HOW WE HEAR: Sound is a mechanical wave, meaning it produces vibrational energy in the medium through which it moves, such as air. The ear detects sound waves and sends those signals to the brain for processing. The incoming sound waves cause the eardrum to vibrate, and this sends mechanical waves vibrating through a fluid inside a narrow tube called the cochlea. The cochlea vibrates tiny hairs tuned to specific pitches or frequencies of the sound. The hair vibrations stimulate nerves, which in turn send signals to the brain. It's similar to how a microphone works, in which sound vibrates a membrane, causing electrical signals to travel through a wire to an electronic circuit card for processing.
DETERMINING DIRECTION: Because humans have an ear on either side of our heads, we can distinguish whether a sound is coming from the left or right by measuring the difference in arrival times of sounds at each ear. Sound coming from one direction will reach the ear furthest away about 1/500 of a second later than the closer ear, and our brains can pick up on this tiny time lag. Humans can also tell to some extent whether a sound is coming from above of below, and some can tell if a sound is in front of or behind them. With a little training, we can also tell how far away a sound might be, depending on how loud it is.
HELMET DIFFERENCES: On the battlefield, a soldier must balance his or her need for full head coverage in a helmet with the need to determine distance and direction of incoming sound. The older Personnel Armor System for Ground Troops helmet provides full coverage of the head, including the ears, but limits a soldier's ability to determine sound direction. The newer Advanced Combat Helmet has been cut away around the eyes and ears, reducing the overall weight of the helmet and improving the soldier's use of his key senses of sight and sound. But there is some debate as to whether it makes soldiers more vulnerable to head wounds.
BETTER EARPLUGS: Scientists at the same laboratory are also designing improved earplugs for troops to protect them from hearing loss that frequently results from being in close proximity to artillery fire.

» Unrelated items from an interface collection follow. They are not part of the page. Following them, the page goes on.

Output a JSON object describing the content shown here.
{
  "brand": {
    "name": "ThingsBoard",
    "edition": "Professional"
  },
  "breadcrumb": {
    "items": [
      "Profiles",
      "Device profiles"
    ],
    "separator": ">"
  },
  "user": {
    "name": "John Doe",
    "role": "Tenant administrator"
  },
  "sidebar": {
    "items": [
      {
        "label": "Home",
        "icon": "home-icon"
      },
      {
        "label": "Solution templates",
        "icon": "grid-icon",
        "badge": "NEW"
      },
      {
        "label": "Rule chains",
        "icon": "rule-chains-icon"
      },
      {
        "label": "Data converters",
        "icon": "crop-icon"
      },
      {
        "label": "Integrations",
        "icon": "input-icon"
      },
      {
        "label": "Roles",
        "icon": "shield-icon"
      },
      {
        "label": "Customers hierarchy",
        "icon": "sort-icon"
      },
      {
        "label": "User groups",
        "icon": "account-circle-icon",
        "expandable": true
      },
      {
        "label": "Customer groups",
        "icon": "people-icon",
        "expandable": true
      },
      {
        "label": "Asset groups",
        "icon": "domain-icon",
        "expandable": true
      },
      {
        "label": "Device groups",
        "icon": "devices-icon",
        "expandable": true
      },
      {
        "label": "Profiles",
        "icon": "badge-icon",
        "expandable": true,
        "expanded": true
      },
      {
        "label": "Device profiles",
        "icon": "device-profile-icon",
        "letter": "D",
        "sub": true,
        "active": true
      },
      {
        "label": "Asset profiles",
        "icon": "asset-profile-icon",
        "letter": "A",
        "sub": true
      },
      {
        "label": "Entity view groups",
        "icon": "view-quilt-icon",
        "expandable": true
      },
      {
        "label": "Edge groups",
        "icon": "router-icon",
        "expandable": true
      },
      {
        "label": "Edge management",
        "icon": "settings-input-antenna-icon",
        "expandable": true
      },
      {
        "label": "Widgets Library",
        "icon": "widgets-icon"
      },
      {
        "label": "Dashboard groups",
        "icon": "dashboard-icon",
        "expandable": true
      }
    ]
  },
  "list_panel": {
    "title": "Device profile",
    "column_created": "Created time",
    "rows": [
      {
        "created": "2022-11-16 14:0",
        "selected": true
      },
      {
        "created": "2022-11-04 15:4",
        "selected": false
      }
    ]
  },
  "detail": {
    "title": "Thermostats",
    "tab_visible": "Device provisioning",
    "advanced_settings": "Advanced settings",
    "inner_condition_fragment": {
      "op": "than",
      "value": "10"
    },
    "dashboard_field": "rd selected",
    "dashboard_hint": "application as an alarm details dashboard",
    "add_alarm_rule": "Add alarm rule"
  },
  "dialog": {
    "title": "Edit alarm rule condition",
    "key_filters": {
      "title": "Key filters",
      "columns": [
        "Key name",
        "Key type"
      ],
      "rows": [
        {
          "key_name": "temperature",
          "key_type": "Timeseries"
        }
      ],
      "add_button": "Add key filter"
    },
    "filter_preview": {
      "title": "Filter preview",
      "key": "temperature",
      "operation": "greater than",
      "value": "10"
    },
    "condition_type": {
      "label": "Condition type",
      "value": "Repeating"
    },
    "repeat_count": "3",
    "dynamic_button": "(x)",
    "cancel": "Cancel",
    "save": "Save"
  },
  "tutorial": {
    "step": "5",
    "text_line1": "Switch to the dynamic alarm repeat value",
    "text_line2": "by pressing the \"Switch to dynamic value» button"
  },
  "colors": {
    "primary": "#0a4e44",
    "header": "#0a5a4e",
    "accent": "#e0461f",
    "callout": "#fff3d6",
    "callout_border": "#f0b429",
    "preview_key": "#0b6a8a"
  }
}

The Acoustical Society of America contributed to the information contained in the TV portion of this report.